The Chess Queen Enigma A Stoker & Holmes Novel by Colleen Gelason (ages 13+)
I thoroughly enjoyed this 2nd book in the Stoker and Holmes series. The two compelling main characters, Evaline Stoker and Mina Holmes, become entrenched in the mystery of a missing chess queen that is thought to unlock treasures and power.
The Boy Who Dared by Susan Cambell Bartlett (ages 12+)
Based on a true story, this is about a Polish – Morman boy who decided to stand up to the Nazis — he sneaks an illegal radio to listen to the BBC news and writes it up, distributing flyers. It’s sad but inspirational.
Mark of the Thief by Jennifer A. Nielsen (ages 13+)
Set in historical Rome we follow the life of a slave abandoned by his mother in the mines. After he accidentally discovers Julius Cesar’s magical amulet and it’s protector griffin, he’s in constant danger. It’s an exciting adventure with an unexpected revelation that will have you eager for the next book. (Yes, it’s a cliff-hanger.)
Come August, Come Freedom: The Bellows, the Gallows, and the Black General Gabriel by Gigi Amateau (ages 8 – 12)
Based on the true story of a plantation slave named Gabriel, this story imagines his childhood growing up with the master’s son, learning the blacksmith trade, and later planning a rebellion. It gives readers a glimpse into the grim realities of slavery and growing up in the most difficult of circumstances.
Calico Girl by Jerdine Nolen (ages 8 – 12)
Cloud and Wallfish by Anne Nesbet (ages 10+)
I was hooked by this mysterious plot about a boy named Noah whose parents one day tell him they’re moving to East Germany, he has a different name and birthdate, and they must never talk about what’s going on or what they really feel. It’s 1989. Once there, Noah who is now called Jonah meets a sad little girl named Claudia. While there are some plot holes that are never addressed, this story gives us a glimpse into the fearful environment of this communist country just before the Berlin Wall comes down.

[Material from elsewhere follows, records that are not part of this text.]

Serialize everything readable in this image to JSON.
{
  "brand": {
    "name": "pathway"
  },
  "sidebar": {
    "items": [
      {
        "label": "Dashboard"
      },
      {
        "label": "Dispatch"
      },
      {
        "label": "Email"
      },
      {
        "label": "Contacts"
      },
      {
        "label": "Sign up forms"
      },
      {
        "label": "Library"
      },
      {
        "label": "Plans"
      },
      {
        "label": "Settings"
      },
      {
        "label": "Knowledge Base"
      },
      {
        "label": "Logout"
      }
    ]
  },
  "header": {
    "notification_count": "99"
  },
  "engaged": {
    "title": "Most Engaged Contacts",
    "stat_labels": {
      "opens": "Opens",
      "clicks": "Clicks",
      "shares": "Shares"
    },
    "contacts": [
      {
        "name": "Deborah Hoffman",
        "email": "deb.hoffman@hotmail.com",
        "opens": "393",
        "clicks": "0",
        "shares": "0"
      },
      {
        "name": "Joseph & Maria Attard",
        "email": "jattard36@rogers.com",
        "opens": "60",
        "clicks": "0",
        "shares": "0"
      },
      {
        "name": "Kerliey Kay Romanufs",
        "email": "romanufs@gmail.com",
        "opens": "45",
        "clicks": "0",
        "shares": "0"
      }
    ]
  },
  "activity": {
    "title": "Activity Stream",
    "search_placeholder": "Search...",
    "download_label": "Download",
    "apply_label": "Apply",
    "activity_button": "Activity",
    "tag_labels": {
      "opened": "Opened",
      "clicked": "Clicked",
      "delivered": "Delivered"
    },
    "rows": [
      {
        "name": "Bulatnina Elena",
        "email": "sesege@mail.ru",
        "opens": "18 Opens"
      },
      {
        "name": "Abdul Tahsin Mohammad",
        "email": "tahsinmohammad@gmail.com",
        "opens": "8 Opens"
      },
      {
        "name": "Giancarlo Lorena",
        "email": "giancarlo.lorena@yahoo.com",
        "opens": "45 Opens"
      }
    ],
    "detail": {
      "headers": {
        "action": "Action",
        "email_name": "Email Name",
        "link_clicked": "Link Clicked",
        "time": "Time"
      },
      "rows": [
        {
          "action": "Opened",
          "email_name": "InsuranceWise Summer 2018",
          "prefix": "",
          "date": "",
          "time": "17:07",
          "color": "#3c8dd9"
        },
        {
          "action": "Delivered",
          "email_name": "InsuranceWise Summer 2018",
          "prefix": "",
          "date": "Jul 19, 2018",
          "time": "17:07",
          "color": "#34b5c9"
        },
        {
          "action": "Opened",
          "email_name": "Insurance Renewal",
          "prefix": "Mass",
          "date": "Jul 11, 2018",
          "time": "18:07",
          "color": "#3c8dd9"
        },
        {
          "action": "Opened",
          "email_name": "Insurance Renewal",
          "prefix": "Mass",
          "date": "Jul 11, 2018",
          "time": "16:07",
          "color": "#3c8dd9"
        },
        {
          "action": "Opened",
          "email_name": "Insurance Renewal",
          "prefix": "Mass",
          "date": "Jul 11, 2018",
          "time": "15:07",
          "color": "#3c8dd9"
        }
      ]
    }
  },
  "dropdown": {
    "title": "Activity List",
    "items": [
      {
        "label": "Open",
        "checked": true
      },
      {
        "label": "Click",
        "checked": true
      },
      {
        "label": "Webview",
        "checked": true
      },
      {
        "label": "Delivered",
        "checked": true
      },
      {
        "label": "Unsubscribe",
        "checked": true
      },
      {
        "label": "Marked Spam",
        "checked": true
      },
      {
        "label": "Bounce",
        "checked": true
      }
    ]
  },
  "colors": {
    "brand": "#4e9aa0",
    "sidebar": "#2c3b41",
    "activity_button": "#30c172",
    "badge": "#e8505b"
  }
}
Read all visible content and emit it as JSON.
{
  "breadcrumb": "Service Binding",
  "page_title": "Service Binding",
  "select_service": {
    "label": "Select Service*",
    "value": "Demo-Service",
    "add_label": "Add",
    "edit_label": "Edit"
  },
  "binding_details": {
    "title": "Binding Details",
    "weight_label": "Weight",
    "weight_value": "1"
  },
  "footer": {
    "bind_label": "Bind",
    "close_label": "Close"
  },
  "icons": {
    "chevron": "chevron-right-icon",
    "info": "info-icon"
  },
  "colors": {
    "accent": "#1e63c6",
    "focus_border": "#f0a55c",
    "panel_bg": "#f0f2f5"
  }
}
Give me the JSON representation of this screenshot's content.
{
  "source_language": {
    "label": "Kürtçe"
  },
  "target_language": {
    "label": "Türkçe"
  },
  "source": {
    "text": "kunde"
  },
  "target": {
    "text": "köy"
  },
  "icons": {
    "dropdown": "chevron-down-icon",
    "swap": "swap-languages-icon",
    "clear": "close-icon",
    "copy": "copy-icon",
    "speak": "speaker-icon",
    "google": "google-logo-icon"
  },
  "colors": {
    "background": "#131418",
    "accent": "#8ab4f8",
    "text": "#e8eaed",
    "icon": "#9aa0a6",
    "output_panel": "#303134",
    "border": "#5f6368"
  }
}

A Night Divided by Jennifer A. Nielsen (ages 13+)
Overnight a fence with armed guards divides Berlin. Gerta is stuck on the east side with her brother and mother while their father and other brother already escaped to the west. Greta’s father gets her a message that set her on a course to dig a tunnel to the west. It’s dangerous but Greta’s determined. Really interesting!
Fever 1793 by Laurie Halse Anderson (ages 12+)
I was hooked from the first page — and highly recommend this novel. This is a well-written story about a real life historical event when Philadelphia was the U.S. capital city and yellow fever killed thousands of citizens. We follow Mattie, a brave young girl, who struggles to survive in an abandoned and diseased city. She’s lost her grandfather to looters and doesn’t know where her mother has gone but fortunately finds help from their coffeehouse’s former cook, Eliza.
An Ember in the Ashes by Sabaa Tahir (ages 13+)
Part historical (think Rome) and part fantasy, Elias and Laia live in a world that enslaves them both in different ways — Elias to fight and Laia to serve and spy. This is an epic page-turner with lots of mystery, action, and a hint of romance.
Under a Painted Sky by Stacey Lee (ages 13+)
A slave girl and a Chinese immigrant girl flee west, disguising themselves as boys. Fortunately for them, three cowboys allow them to travel with them. We see the dangers of the Oregon Trail, racism, as well as the bonds of friendship in this beautiful historical book for young adults.
The Living by Matt de la Pena (ages 13+)
Shy is a teenager from the ‘hood working on a cruise line when a huge earthquake causes a tsunami that sinks the ship. As you can imagine, it’s a harrowing fight for survival on the open ocean with only a spoiled rich girl, and when they eventually make it to an island, there’s a strange illness, men with guns, and more danger than trying to survive on the ocean.
Crossing Ebenezer Creek by Tonya Bolden (ages 13+)